Print the whole listing below again, exactly as given.
(Data to examine begins)
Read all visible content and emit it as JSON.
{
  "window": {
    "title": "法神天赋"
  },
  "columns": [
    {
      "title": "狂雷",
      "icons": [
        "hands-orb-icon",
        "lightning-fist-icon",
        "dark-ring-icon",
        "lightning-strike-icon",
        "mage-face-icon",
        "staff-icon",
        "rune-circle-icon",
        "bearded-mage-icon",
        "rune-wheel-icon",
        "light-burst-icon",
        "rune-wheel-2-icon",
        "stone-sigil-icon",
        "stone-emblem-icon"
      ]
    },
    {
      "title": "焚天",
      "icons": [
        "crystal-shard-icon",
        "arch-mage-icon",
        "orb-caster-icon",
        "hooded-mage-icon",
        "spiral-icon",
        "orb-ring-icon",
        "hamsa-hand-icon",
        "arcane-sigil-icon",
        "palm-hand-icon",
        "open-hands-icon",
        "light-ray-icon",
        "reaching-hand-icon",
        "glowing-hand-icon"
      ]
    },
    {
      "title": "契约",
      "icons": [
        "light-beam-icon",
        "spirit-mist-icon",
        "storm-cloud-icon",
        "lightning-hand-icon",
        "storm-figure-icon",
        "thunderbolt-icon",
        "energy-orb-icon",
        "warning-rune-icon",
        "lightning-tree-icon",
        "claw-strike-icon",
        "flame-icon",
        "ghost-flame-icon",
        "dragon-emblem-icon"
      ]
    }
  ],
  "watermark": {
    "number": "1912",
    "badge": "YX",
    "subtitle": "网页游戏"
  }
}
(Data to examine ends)
Task result >>
Read all visible content and emit it as JSON.
{
  "window": {
    "title": "法神天赋"
  },
  "columns": [
    {
      "title": "狂雷",
      "icons": [
        "hands-orb-icon",
        "lightning-fist-icon",
        "dark-ring-icon",
        "lightning-strike-icon",
        "mage-face-icon",
        "staff-icon",
        "rune-circle-icon",
        "bearded-mage-icon",
        "rune-wheel-icon",
        "light-burst-icon",
        "rune-wheel-2-icon",
        "stone-sigil-icon",
        "stone-emblem-icon"
      ]
    },
    {
      "title": "焚天",
      "icons": [
        "crystal-shard-icon",
        "arch-mage-icon",
        "orb-caster-icon",
        "hooded-mage-icon",
        "spiral-icon",
        "orb-ring-icon",
        "hamsa-hand-icon",
        "arcane-sigil-icon",
        "palm-hand-icon",
        "open-hands-icon",
        "light-ray-icon",
        "reaching-hand-icon",
        "glowing-hand-icon"
      ]
    },
    {
      "title": "契约",
      "icons": [
        "light-beam-icon",
        "spirit-mist-icon",
        "storm-cloud-icon",
        "lightning-hand-icon",
        "storm-figure-icon",
        "thunderbolt-icon",
        "energy-orb-icon",
        "warning-rune-icon",
        "lightning-tree-icon",
        "claw-strike-icon",
        "flame-icon",
        "ghost-flame-icon",
        "dragon-emblem-icon"
      ]
    }
  ],
  "watermark": {
    "number": "1912",
    "badge": "YX",
    "subtitle": "网页游戏"
  }
}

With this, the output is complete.